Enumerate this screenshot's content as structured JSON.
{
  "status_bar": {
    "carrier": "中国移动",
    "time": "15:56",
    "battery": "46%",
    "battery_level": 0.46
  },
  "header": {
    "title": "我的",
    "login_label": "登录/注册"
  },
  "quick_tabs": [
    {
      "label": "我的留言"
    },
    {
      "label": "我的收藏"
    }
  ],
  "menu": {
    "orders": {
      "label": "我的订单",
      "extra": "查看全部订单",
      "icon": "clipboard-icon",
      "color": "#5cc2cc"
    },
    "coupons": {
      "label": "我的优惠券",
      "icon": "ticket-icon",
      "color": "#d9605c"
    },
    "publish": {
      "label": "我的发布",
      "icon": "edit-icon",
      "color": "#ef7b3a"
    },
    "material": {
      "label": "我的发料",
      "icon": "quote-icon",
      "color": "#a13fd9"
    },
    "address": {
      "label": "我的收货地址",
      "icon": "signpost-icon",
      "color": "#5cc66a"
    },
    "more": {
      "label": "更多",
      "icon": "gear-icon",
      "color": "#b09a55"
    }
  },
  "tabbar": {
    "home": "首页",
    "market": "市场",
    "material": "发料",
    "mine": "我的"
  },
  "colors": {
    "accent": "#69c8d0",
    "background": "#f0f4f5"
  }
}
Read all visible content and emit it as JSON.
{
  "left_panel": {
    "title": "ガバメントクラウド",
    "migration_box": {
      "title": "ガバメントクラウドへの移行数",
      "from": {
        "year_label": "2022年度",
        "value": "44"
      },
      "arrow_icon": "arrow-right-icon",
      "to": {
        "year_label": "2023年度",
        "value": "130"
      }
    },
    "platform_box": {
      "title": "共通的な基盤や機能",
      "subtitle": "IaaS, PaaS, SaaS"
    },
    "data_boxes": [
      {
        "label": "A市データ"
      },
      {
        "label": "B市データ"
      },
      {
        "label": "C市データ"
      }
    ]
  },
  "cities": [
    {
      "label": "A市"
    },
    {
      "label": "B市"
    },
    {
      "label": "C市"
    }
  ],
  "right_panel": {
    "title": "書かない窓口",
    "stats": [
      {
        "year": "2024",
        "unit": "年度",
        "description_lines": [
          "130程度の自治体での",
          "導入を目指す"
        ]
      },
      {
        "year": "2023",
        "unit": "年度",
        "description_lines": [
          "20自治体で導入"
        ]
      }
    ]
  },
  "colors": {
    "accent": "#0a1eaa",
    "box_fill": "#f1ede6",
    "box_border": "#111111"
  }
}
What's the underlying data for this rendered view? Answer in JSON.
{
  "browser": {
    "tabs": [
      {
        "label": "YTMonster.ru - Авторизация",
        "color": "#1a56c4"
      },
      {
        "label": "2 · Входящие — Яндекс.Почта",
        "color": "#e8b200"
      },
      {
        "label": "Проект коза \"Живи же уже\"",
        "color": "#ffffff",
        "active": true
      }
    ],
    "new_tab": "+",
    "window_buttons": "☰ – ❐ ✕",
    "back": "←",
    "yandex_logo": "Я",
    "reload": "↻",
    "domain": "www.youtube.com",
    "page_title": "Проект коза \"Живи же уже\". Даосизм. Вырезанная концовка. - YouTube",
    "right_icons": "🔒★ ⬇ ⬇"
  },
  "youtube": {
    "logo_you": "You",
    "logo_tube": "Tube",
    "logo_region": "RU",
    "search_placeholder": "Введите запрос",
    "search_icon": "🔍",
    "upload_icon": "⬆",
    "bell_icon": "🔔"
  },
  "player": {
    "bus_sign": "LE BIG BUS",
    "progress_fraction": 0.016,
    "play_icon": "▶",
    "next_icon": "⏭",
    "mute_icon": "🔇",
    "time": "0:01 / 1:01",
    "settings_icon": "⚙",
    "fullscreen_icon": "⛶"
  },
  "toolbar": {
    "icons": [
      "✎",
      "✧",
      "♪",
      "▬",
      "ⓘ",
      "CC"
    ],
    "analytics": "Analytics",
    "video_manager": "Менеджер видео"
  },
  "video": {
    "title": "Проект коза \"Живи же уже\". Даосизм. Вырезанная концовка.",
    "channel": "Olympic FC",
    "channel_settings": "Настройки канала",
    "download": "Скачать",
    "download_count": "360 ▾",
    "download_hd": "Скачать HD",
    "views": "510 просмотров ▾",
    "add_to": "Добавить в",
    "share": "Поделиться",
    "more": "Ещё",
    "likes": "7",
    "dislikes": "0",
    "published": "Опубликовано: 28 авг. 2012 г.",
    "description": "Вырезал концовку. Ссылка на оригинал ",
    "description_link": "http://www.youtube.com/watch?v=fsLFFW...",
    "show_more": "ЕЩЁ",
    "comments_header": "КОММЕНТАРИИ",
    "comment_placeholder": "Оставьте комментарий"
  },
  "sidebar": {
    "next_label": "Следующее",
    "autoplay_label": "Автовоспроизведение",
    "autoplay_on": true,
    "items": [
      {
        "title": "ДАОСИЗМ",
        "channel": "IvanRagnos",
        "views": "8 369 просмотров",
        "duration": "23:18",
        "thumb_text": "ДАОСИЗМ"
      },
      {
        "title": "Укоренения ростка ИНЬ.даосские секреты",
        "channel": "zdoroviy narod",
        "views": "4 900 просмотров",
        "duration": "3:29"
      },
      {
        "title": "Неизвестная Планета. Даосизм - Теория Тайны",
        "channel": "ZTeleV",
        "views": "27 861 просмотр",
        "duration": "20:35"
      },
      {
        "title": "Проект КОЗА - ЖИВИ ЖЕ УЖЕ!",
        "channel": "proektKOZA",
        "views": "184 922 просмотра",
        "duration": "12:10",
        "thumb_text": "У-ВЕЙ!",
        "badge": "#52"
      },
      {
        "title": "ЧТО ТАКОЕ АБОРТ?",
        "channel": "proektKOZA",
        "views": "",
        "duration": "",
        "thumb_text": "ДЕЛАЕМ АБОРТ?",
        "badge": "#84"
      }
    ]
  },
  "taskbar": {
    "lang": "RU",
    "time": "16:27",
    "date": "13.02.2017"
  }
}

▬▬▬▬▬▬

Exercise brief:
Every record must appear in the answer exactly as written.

Exercise answer:
Enumerate this screenshot's content as structured JSON.
{
  "status_bar": {
    "carrier": "中国移动",
    "time": "15:56",
    "battery": "46%",
    "battery_level": 0.46
  },
  "header": {
    "title": "我的",
    "login_label": "登录/注册"
  },
  "quick_tabs": [
    {
      "label": "我的留言"
    },
    {
      "label": "我的收藏"
    }
  ],
  "menu": {
    "orders": {
      "label": "我的订单",
      "extra": "查看全部订单",
      "icon": "clipboard-icon",
      "color": "#5cc2cc"
    },
    "coupons": {
      "label": "我的优惠券",
      "icon": "ticket-icon",
      "color": "#d9605c"
    },
    "publish": {
      "label": "我的发布",
      "icon": "edit-icon",
      "color": "#ef7b3a"
    },
    "material": {
      "label": "我的发料",
      "icon": "quote-icon",
      "color": "#a13fd9"
    },
    "address": {
      "label": "我的收货地址",
      "icon": "signpost-icon",
      "color": "#5cc66a"
    },
    "more": {
      "label": "更多",
      "icon": "gear-icon",
      "color": "#b09a55"
    }
  },
  "tabbar": {
    "home": "首页",
    "market": "市场",
    "material": "发料",
    "mine": "我的"
  },
  "colors": {
    "accent": "#69c8d0",
    "background": "#f0f4f5"
  }
}
Read all visible content and emit it as JSON.
{
  "left_panel": {
    "title": "ガバメントクラウド",
    "migration_box": {
      "title": "ガバメントクラウドへの移行数",
      "from": {
        "year_label": "2022年度",
        "value": "44"
      },
      "arrow_icon": "arrow-right-icon",
      "to": {
        "year_label": "2023年度",
        "value": "130"
      }
    },
    "platform_box": {
      "title": "共通的な基盤や機能",
      "subtitle": "IaaS, PaaS, SaaS"
    },
    "data_boxes": [
      {
        "label": "A市データ"
      },
      {
        "label": "B市データ"
      },
      {
        "label": "C市データ"
      }
    ]
  },
  "cities": [
    {
      "label": "A市"
    },
    {
      "label": "B市"
    },
    {
      "label": "C市"
    }
  ],
  "right_panel": {
    "title": "書かない窓口",
    "stats": [
      {
        "year": "2024",
        "unit": "年度",
        "description_lines": [
          "130程度の自治体での",
          "導入を目指す"
        ]
      },
      {
        "year": "2023",
        "unit": "年度",
        "description_lines": [
          "20自治体で導入"
        ]
      }
    ]
  },
  "colors": {
    "accent": "#0a1eaa",
    "box_fill": "#f1ede6",
    "box_border": "#111111"
  }
}
What's the underlying data for this rendered view? Answer in JSON.
{
  "browser": {
    "tabs": [
      {
        "label": "YTMonster.ru - Авторизация",
        "color": "#1a56c4"
      },
      {
        "label": "2 · Входящие — Яндекс.Почта",
        "color": "#e8b200"
      },
      {
        "label": "Проект коза \"Живи же уже\"",
        "color": "#ffffff",
        "active": true
      }
    ],
    "new_tab": "+",
    "window_buttons": "☰ – ❐ ✕",
    "back": "←",
    "yandex_logo": "Я",
    "reload": "↻",
    "domain": "www.youtube.com",
    "page_title": "Проект коза \"Живи же уже\". Даосизм. Вырезанная концовка. - YouTube",
    "right_icons": "🔒★ ⬇ ⬇"
  },
  "youtube": {
    "logo_you": "You",
    "logo_tube": "Tube",
    "logo_region": "RU",
    "search_placeholder": "Введите запрос",
    "search_icon": "🔍",
    "upload_icon": "⬆",
    "bell_icon": "🔔"
  },
  "player": {
    "bus_sign": "LE BIG BUS",
    "progress_fraction": 0.016,
    "play_icon": "▶",
    "next_icon": "⏭",
    "mute_icon": "🔇",
    "time": "0:01 / 1:01",
    "settings_icon": "⚙",
    "fullscreen_icon": "⛶"
  },
  "toolbar": {
    "icons": [
      "✎",
      "✧",
      "♪",
      "▬",
      "ⓘ",
      "CC"
    ],
    "analytics": "Analytics",
    "video_manager": "Менеджер видео"
  },
  "video": {
    "title": "Проект коза \"Живи же уже\". Даосизм. Вырезанная концовка.",
    "channel": "Olympic FC",
    "channel_settings": "Настройки канала",
    "download": "Скачать",
    "download_count": "360 ▾",
    "download_hd": "Скачать HD",
    "views": "510 просмотров ▾",
    "add_to": "Добавить в",
    "share": "Поделиться",
    "more": "Ещё",
    "likes": "7",
    "dislikes": "0",
    "published": "Опубликовано: 28 авг. 2012 г.",
    "description": "Вырезал концовку. Ссылка на оригинал ",
    "description_link": "http://www.youtube.com/watch?v=fsLFFW...",
    "show_more": "ЕЩЁ",
    "comments_header": "КОММЕНТАРИИ",
    "comment_placeholder": "Оставьте комментарий"
  },
  "sidebar": {
    "next_label": "Следующее",
    "autoplay_label": "Автовоспроизведение",
    "autoplay_on": true,
    "items": [
      {
        "title": "ДАОСИЗМ",
        "channel": "IvanRagnos",
        "views": "8 369 просмотров",
        "duration": "23:18",
        "thumb_text": "ДАОСИЗМ"
      },
      {
        "title": "Укоренения ростка ИНЬ.даосские секреты",
        "channel": "zdoroviy narod",
        "views": "4 900 просмотров",
        "duration": "3:29"
      },
      {
        "title": "Неизвестная Планета. Даосизм - Теория Тайны",
        "channel": "ZTeleV",
        "views": "27 861 просмотр",
        "duration": "20:35"
      },
      {
        "title": "Проект КОЗА - ЖИВИ ЖЕ УЖЕ!",
        "channel": "proektKOZA",
        "views": "184 922 просмотра",
        "duration": "12:10",
        "thumb_text": "У-ВЕЙ!",
        "badge": "#52"
      },
      {
        "title": "ЧТО ТАКОЕ АБОРТ?",
        "channel": "proektKOZA",
        "views": "",
        "duration": "",
        "thumb_text": "ДЕЛАЕМ АБОРТ?",
        "badge": "#84"
      }
    ]
  },
  "taskbar": {
    "lang": "RU",
    "time": "16:27",
    "date": "13.02.2017"
  }
}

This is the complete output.